The last key distinguishing feature is the fruit itself and the seeds within. Bunches hang heavily beneath the leaves in elongated to conical racemes (just like in Greek mythology), although depending on pollination, predation and your timing, bunches will range from full to sparse and sometimes there will be just a single bunch here and there.
When a grape is crushed between the fingers, it has one to four pear-shaped seeds, while its cunningest doppelganger, the Canadian moonseed, has a single, hard seed shaped like a flattened quarter moon.
How to eat a wild grape
Eating a grape might seem self-explanatory, but if you’ve only had seedless table grapes from the grocery store – it’s not. Eating a wild grape fresh from the vine might surprise you. The skin is thick and nutritious, there are seeds full of tartaric acid that can irritate the tongue and gut in some people, and there’s flavor—lots of flavor. They can be fatty, tart, musky, sour, or they can taste just like Welch’s grape jelly but better.

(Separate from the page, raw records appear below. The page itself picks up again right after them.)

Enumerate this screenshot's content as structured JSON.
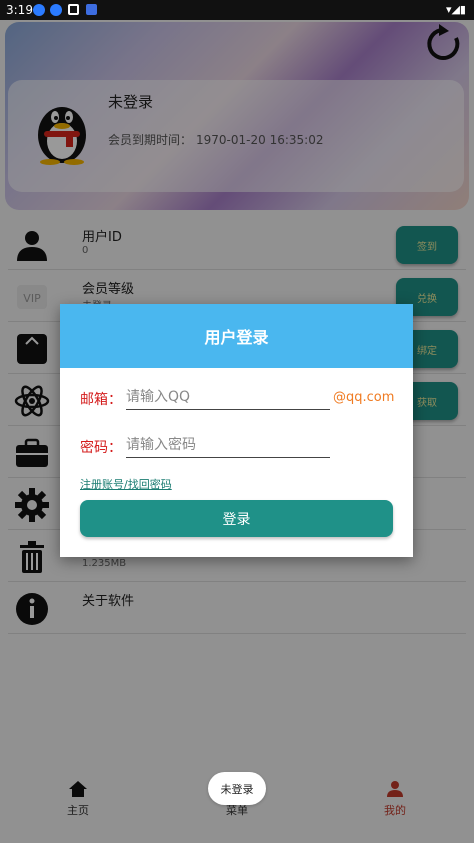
{
  "status_bar": {
    "time": "3:19"
  },
  "profile": {
    "username": "未登录",
    "vip_expiry_label": "会员到期时间：",
    "vip_expiry_value": "1970-01-20 16:35:02"
  },
  "list_items": [
    {
      "title": "用户ID",
      "subtitle": "0",
      "button": "签到",
      "icon": "user-icon"
    },
    {
      "title": "会员等级",
      "subtitle": "未登录",
      "button": "兑换",
      "icon": "vip-icon"
    },
    {
      "title": "",
      "subtitle": "",
      "button": "绑定",
      "icon": "box-icon"
    },
    {
      "title": "",
      "subtitle": "",
      "button": "获取",
      "icon": "atom-icon"
    },
    {
      "title": "",
      "subtitle": "",
      "button": "",
      "icon": "briefcase-icon"
    },
    {
      "title": "",
      "subtitle": "",
      "button": "",
      "icon": "gear-icon"
    },
    {
      "title": "",
      "subtitle": "1.235MB",
      "button": "",
      "icon": "trash-icon"
    },
    {
      "title": "关于软件",
      "subtitle": "",
      "button": "",
      "icon": "info-icon"
    }
  ],
  "dialog": {
    "title": "用户登录",
    "email_label": "邮箱：",
    "email_placeholder": "请输入QQ",
    "email_suffix": "@qq.com",
    "password_label": "密码：",
    "password_placeholder": "请输入密码",
    "register_link": "注册账号/找回密码",
    "login_button": "登录"
  },
  "bottom_nav": [
    {
      "label": "主页",
      "icon": "home-icon"
    },
    {
      "label": "菜单",
      "icon": "menu-icon"
    },
    {
      "label": "我的",
      "icon": "person-icon",
      "active": true
    }
  ],
  "toast": "未登录",
  "colors": {
    "accent": "#1f9188",
    "dialog_header": "#4ab7ef",
    "label_red": "#d41c1c",
    "suffix_orange": "#f07b22",
    "nav_active": "#c0392b"
  }
}
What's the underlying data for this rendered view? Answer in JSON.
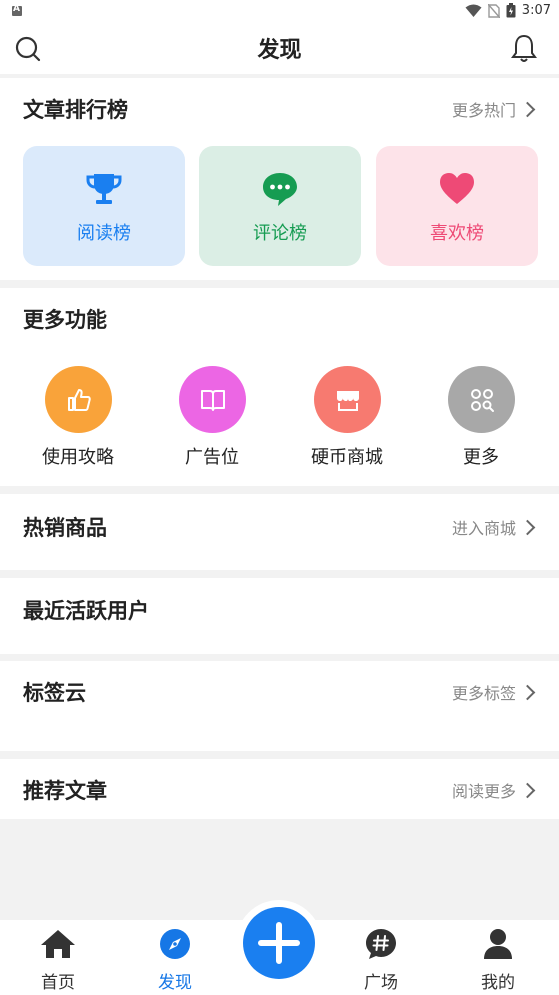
{
  "status": {
    "time": "3:07"
  },
  "header": {
    "title": "发现"
  },
  "ranking": {
    "title": "文章排行榜",
    "more": "更多热门",
    "tiles": [
      {
        "label": "阅读榜",
        "icon": "trophy-icon",
        "bg": "#dbeafb",
        "color": "#1a7ff0"
      },
      {
        "label": "评论榜",
        "icon": "comment-icon",
        "bg": "#dbeee5",
        "color": "#169c52"
      },
      {
        "label": "喜欢榜",
        "icon": "heart-icon",
        "bg": "#fde3e9",
        "color": "#ee4a76"
      }
    ]
  },
  "functions": {
    "title": "更多功能",
    "items": [
      {
        "label": "使用攻略",
        "icon": "thumbs-up-icon",
        "color": "#f9a33a"
      },
      {
        "label": "广告位",
        "icon": "book-icon",
        "color": "#ec66e4"
      },
      {
        "label": "硬币商城",
        "icon": "shop-icon",
        "color": "#f77a70"
      },
      {
        "label": "更多",
        "icon": "apps-search-icon",
        "color": "#a8a8a8"
      }
    ]
  },
  "hot_goods": {
    "title": "热销商品",
    "more": "进入商城"
  },
  "active_users": {
    "title": "最近活跃用户"
  },
  "tags": {
    "title": "标签云",
    "more": "更多标签"
  },
  "recommend": {
    "title": "推荐文章",
    "more": "阅读更多"
  },
  "tabbar": {
    "items": [
      {
        "label": "首页",
        "icon": "home-icon"
      },
      {
        "label": "发现",
        "icon": "compass-icon",
        "active": true
      },
      {
        "label": "",
        "icon": "plus-icon"
      },
      {
        "label": "广场",
        "icon": "hashtag-chat-icon"
      },
      {
        "label": "我的",
        "icon": "user-icon"
      }
    ]
  }
}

Depending on the variety, they’re fantastic straight away or more suited to wine, liquor or raisins, but they all make excellent jelly. By “jelly” I don’t just mean grape juice cooked with sugar and pectin is a proven crowd puller. I mean the broader category of grapes, combined with some form of sweetener, cooked to somewhere on the liquid spectrum between juice and jam. This ranges from simple, sweet sauces that you drizzle over peanut butter ice cream to something savory, gooey, or even spicy that you can spread on your grouse, ducks, and geese. You can make syrup, reduction, glaze, mop sauce, hot sauce, pan sauce, add a little vinegar for an oxymel or a gastrique, use the leftovers from juicing to ferment your own vinegar, or the pulp too Fruit pressing leather.
The flavor potential of wild grapes covers as much ground as their native varieties, but almost anything you want to do with them starts with juice, which is essentially crushed grapes that are covered in water, heated, strained, and optionally sweetened. While the fruit is the star of the show, let’s not forget what makes all these fruits possible – the leaves and vines – they’re also a delight in the kitchen.
The leaves are best known for dolmas, or stuffed vine leaves, where they are fermented or pickled to preserve them, then stuffed with rice, herbs, pine nuts, and sometimes ground lamb, beef, or in my case venison. Leaves for dolmas should be harvested when they have reached full size but are still tender and easily pierced with a thumb (mid summer).
Later in the season, until frost, vine leaves are placed on top of pickles in jars because they are rich in tannins, which penetrate the brine and keep the pickles crisp. The tendrils are affectionately called “sweet forest tarts” by children across the country. For such a slim thing, they pack a real sour punch. They’re a lively and elegant addition to salads, soups and sandwiches.